TFW you’re not sure your kids are still on board pic.twitter.com/kV4xXaloM1
— DadCAMP (@dadcamp) December 7, 2016
“George didn’t move,” Zacharie pouted when he came downstairs one morning this week.
He was talking about George, our Elf on the Shelf. The one my wife and I had forgotten to move during the night. “Did you touch him?,” my son continued.
Zacharie is 9 and a half. He should have had this figured out by now. We had an Easter Bunny talk 18 months ago, I know he knows. At least, I think he knows.
“You know. .. Right?,” I asked him trying to subtly reference the Elf in our conversation.
“Know what?,” he asked, as honestly as I’ve ever seen.
I dropped it right then and there. ‘He has to know,’ my mind tells me. ‘He absolutely still believes,’ his words and actions say.
It’s a tough dance, this Santa thing, isn’t it? Do you make a pre-emptive strike when you think they’re old enough? Do you let them figure it out on their own, risking they blurt ‘the secret’ out at the wrong time? Do you allay their worries when kids at school provide spoilers?
How do you tell your kids the truth about Santa?
Do you need to? Eventually it clicks. I mean, the physics, the math, the stories, they eventually just all add up in the mind of a child that sometimes leads to heartbreak that a story they have put faith in their entire life is not real.
In the past, when pointedly asked by our boys we have offered the political non-answer of “Santa is real if you believe he’s real.” The question slides by and they don’t pay it a second thought. Still, I don’t want my nearly 10 yr old to be ridiculed by peers should he stand on the playground and proselytize as to the veracity of the jolly old elf.
So, do I burst the bubble on my own or let him approach me when he’s ready? We spend so much time weaving the story, how do you pull the loose thread to unravel it all without crushing them?
There are many letters floating around online people have written their kids upon the occasion of discovering the truth about Santa. All of them very sweet, and well thought out so as to celebrate the spirit of the season and explaining how that spirit lives inside all of us.
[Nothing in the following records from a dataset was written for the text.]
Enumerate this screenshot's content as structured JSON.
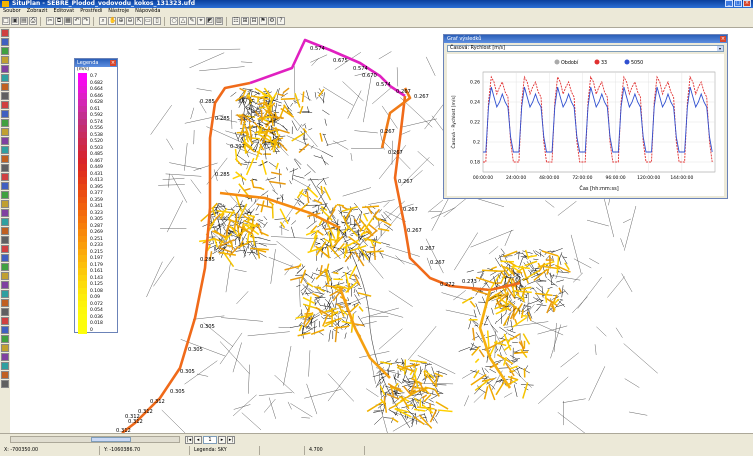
{
  "window": {
    "title": "SituPlan - SEBRE_Plodod_vodovodu_kokos_131323.ufd"
  },
  "menu": [
    "Soubor",
    "Zobrazit",
    "Editovat",
    "Prostředí",
    "Nástroje",
    "Nápověda"
  ],
  "legend": {
    "title": "Legenda",
    "unit": "[m/s]",
    "entries": [
      {
        "label": "0.7",
        "color": "#ff00ff"
      },
      {
        "label": "0.682",
        "color": "#f30ce9"
      },
      {
        "label": "0.664",
        "color": "#e816d8"
      },
      {
        "label": "0.646",
        "color": "#de1fc6"
      },
      {
        "label": "0.628",
        "color": "#d426b4"
      },
      {
        "label": "0.61",
        "color": "#cc2ca2"
      },
      {
        "label": "0.592",
        "color": "#c32f8f"
      },
      {
        "label": "0.574",
        "color": "#c0307f"
      },
      {
        "label": "0.556",
        "color": "#c42f6e"
      },
      {
        "label": "0.538",
        "color": "#c82d5f"
      },
      {
        "label": "0.520",
        "color": "#cc2a50"
      },
      {
        "label": "0.503",
        "color": "#d02843"
      },
      {
        "label": "0.485",
        "color": "#d52536"
      },
      {
        "label": "0.467",
        "color": "#d9242a"
      },
      {
        "label": "0.449",
        "color": "#dd2a22"
      },
      {
        "label": "0.431",
        "color": "#e1311c"
      },
      {
        "label": "0.413",
        "color": "#e43a18"
      },
      {
        "label": "0.395",
        "color": "#e84414"
      },
      {
        "label": "0.377",
        "color": "#eb4d12"
      },
      {
        "label": "0.359",
        "color": "#ee5710"
      },
      {
        "label": "0.341",
        "color": "#f1600e"
      },
      {
        "label": "0.323",
        "color": "#f36a0d"
      },
      {
        "label": "0.305",
        "color": "#f5740c"
      },
      {
        "label": "0.287",
        "color": "#f77e0b"
      },
      {
        "label": "0.269",
        "color": "#f8890b"
      },
      {
        "label": "0.251",
        "color": "#f9930b"
      },
      {
        "label": "0.233",
        "color": "#fa9e0b"
      },
      {
        "label": "0.215",
        "color": "#fba90b"
      },
      {
        "label": "0.197",
        "color": "#fbb40b"
      },
      {
        "label": "0.179",
        "color": "#fcbf0b"
      },
      {
        "label": "0.161",
        "color": "#fcc90b"
      },
      {
        "label": "0.143",
        "color": "#fdd30b"
      },
      {
        "label": "0.125",
        "color": "#fddc0b"
      },
      {
        "label": "0.108",
        "color": "#fde50b"
      },
      {
        "label": "0.09",
        "color": "#fded0b"
      },
      {
        "label": "0.072",
        "color": "#fdf30b"
      },
      {
        "label": "0.054",
        "color": "#fdf80b"
      },
      {
        "label": "0.036",
        "color": "#fdfb0b"
      },
      {
        "label": "0.018",
        "color": "#fdfd0b"
      },
      {
        "label": "0",
        "color": "#fdfe0b"
      }
    ]
  },
  "map_labels": [
    {
      "text": "0.574"
    },
    {
      "text": "0.675"
    },
    {
      "text": "0.574"
    },
    {
      "text": "0.670"
    },
    {
      "text": "0.574"
    },
    {
      "text": "0.267"
    },
    {
      "text": "0.267"
    },
    {
      "text": "0.285"
    },
    {
      "text": "0.285"
    },
    {
      "text": "0.307"
    },
    {
      "text": "0.267"
    },
    {
      "text": "0.267"
    },
    {
      "text": "0.267"
    },
    {
      "text": "0.267"
    },
    {
      "text": "0.267"
    },
    {
      "text": "0.267"
    },
    {
      "text": "0.267"
    },
    {
      "text": "0.285"
    },
    {
      "text": "0.285"
    },
    {
      "text": "0.305"
    },
    {
      "text": "0.305"
    },
    {
      "text": "0.305"
    },
    {
      "text": "0.305"
    },
    {
      "text": "0.312"
    },
    {
      "text": "0.312"
    },
    {
      "text": "0.312"
    },
    {
      "text": "0.312"
    },
    {
      "text": "0.312"
    },
    {
      "text": "0.272"
    },
    {
      "text": "0.273"
    }
  ],
  "graph_window": {
    "title": "Graf výsledků",
    "selector": "Časová: Rychlost [m/s]",
    "legend": [
      {
        "name": "Období",
        "color": "#aaaaaa"
      },
      {
        "name": "33",
        "color": "#e03030"
      },
      {
        "name": "5050",
        "color": "#3050d0"
      }
    ],
    "ylabel": "Časová - Rychlost [m/s]",
    "xlabel": "Čas [hh:mm:ss]",
    "x_ticks": [
      "00:00:00",
      "24:00:00",
      "48:00:00",
      "72:00:00",
      "96:00:00",
      "120:00:00",
      "144:00:00"
    ],
    "y_ticks": [
      "0.26",
      "0.24",
      "0.22",
      "0.2",
      "0.18"
    ]
  },
  "chart_data": {
    "type": "line",
    "title": "",
    "xlabel": "Čas [hh:mm:ss]",
    "ylabel": "Časová - Rychlost [m/s]",
    "x": [
      0,
      2,
      4,
      6,
      8,
      10,
      12,
      14,
      16,
      18,
      20,
      22
    ],
    "ylim": [
      0.17,
      0.27
    ],
    "series": [
      {
        "name": "33",
        "color": "#e03030",
        "values": [
          0.18,
          0.18,
          0.24,
          0.265,
          0.26,
          0.248,
          0.255,
          0.26,
          0.25,
          0.245,
          0.2,
          0.18
        ]
      },
      {
        "name": "5050",
        "color": "#3050d0",
        "values": [
          0.19,
          0.19,
          0.235,
          0.255,
          0.245,
          0.235,
          0.24,
          0.248,
          0.24,
          0.235,
          0.205,
          0.19
        ]
      }
    ],
    "period_hours": 24,
    "days": 7
  },
  "status": {
    "page": "1",
    "fields": [
      "X: -700350.00",
      "Y: -1060386.70",
      "Legenda: SKY",
      "",
      "4.700"
    ]
  }
}
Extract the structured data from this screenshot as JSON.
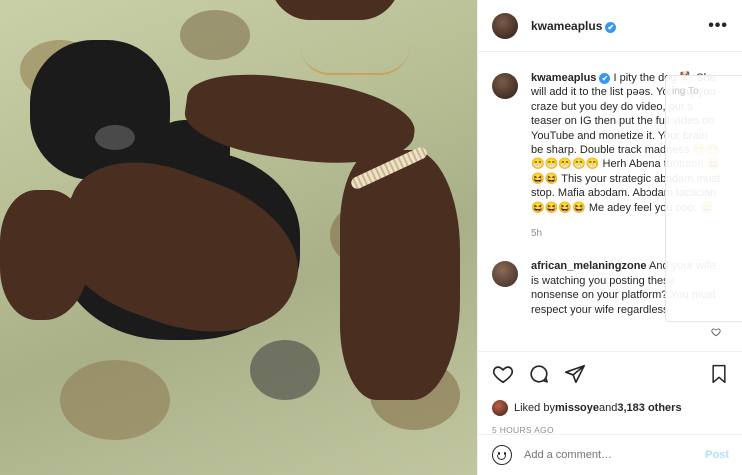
{
  "header": {
    "username": "kwameaplus",
    "verified_glyph": "✔",
    "more_icon": "more-horizontal-icon",
    "more_label": "•••"
  },
  "caption": {
    "username": "kwameaplus",
    "text": " I pity the dog 🐕 She will add it to the list pəəs. You say you craze but you dey do video, put a teaser on IG then put the full video on YouTube and monetize it. Your brain be sharp. Double track madness 😁😁😁😁😁😁😁 Herh Abena tuntum!! 😆😆😆 This your strategic abɔdam must stop. Mafia abɔdam. Abɔdam tactician 😆😆😆😆 Me adey feel you ooo. 😅",
    "time": "5h"
  },
  "comment": {
    "username": "african_melaningzone",
    "text": " And your wife is watching you posting these nonsense on your platform? You must respect your wife regardless"
  },
  "overlay": {
    "ghost_text": "ing To"
  },
  "actions": {
    "like_icon": "heart-icon",
    "comment_icon": "comment-icon",
    "share_icon": "share-icon",
    "save_icon": "bookmark-icon"
  },
  "likes": {
    "prefix": "Liked by ",
    "user": "missoye",
    "middle": " and ",
    "count": "3,183 others"
  },
  "timestamp": "5 HOURS AGO",
  "add_comment": {
    "placeholder": "Add a comment…",
    "post_label": "Post"
  }
}
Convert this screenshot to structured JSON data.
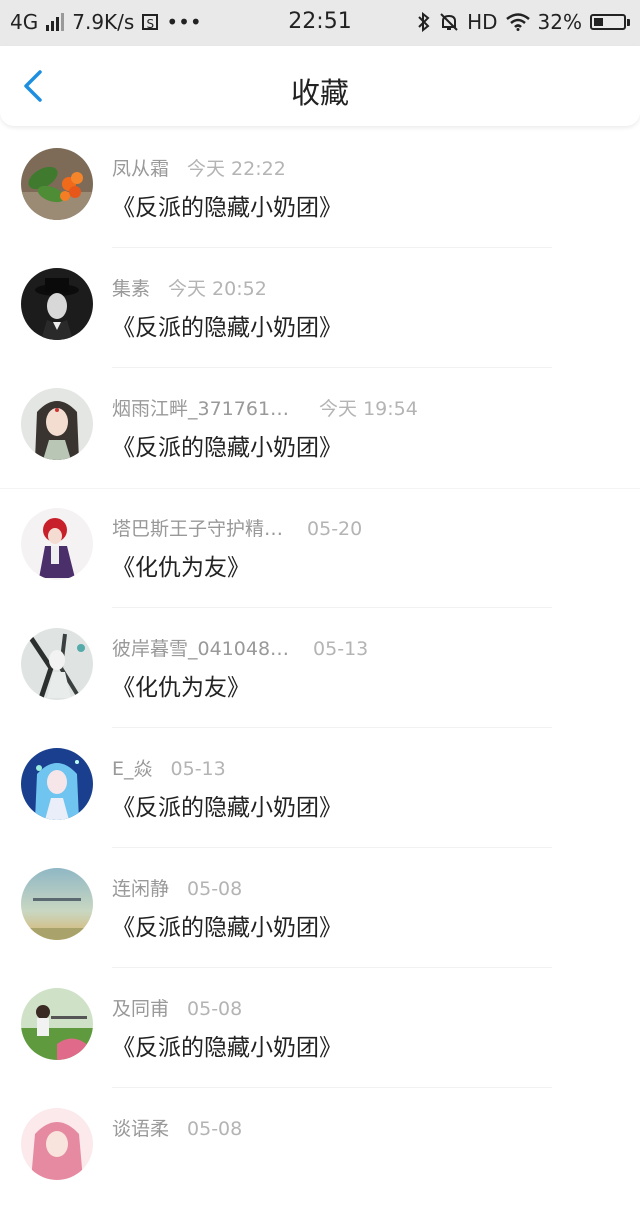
{
  "status_bar": {
    "network": "4G",
    "speed": "7.9K/s",
    "s_badge": "S",
    "dots": "•••",
    "time": "22:51",
    "hd": "HD",
    "battery": "32%",
    "battery_level": 0.32
  },
  "header": {
    "title": "收藏"
  },
  "items": [
    {
      "name": "凤从霜",
      "time": "今天 22:22",
      "book": "《反派的隐藏小奶团》",
      "avatar": "flower-photo"
    },
    {
      "name": "集素",
      "time": "今天 20:52",
      "book": "《反派的隐藏小奶团》",
      "avatar": "man-in-hat-portrait"
    },
    {
      "name": "烟雨江畔_371761…",
      "time": "今天 19:54",
      "book": "《反派的隐藏小奶团》",
      "avatar": "ancient-lady-illustration"
    },
    {
      "name": "塔巴斯王子守护精…",
      "time": "05-20",
      "book": "《化仇为友》",
      "avatar": "red-hair-anime-girl"
    },
    {
      "name": "彼岸暮雪_041048…",
      "time": "05-13",
      "book": "《化仇为友》",
      "avatar": "ink-anime-figure"
    },
    {
      "name": "E_焱",
      "time": "05-13",
      "book": "《反派的隐藏小奶团》",
      "avatar": "blue-hair-anime-girl"
    },
    {
      "name": "连闲静",
      "time": "05-08",
      "book": "《反派的隐藏小奶团》",
      "avatar": "sky-landscape"
    },
    {
      "name": "及同甫",
      "time": "05-08",
      "book": "《反派的隐藏小奶团》",
      "avatar": "girl-in-field"
    },
    {
      "name": "谈语柔",
      "time": "05-08",
      "book": "",
      "avatar": "pink-hair-anime-girl"
    }
  ]
}
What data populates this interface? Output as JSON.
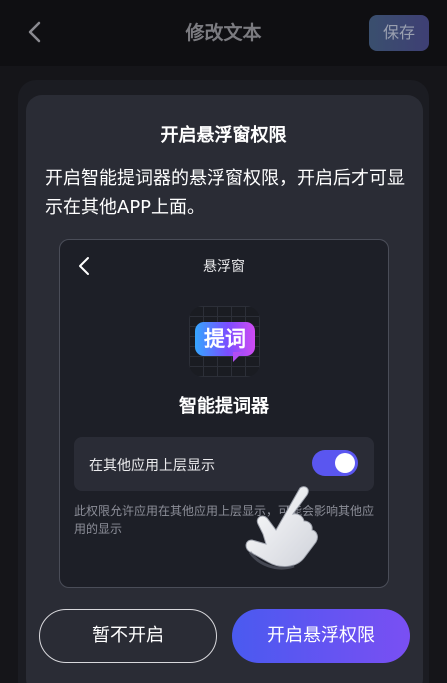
{
  "header": {
    "title": "修改文本",
    "save_label": "保存"
  },
  "dialog": {
    "title": "开启悬浮窗权限",
    "description": "开启智能提词器的悬浮窗权限，开启后才可显示在其他APP上面。",
    "cancel_label": "暂不开启",
    "confirm_label": "开启悬浮权限"
  },
  "illustration": {
    "title": "悬浮窗",
    "app_icon_text": "提词",
    "app_name": "智能提词器",
    "toggle_label": "在其他应用上层显示",
    "toggle_on": true,
    "note": "此权限允许应用在其他应用上层显示，可能会影响其他应用的显示"
  },
  "colors": {
    "accent": "#5a56f0",
    "confirm_start": "#4a5af0",
    "confirm_end": "#7a4ff3"
  }
}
It’s really no different than the answer we’ve been giving our kids all along. “If you believe in Santa, he’s real. And that’s all that matters.”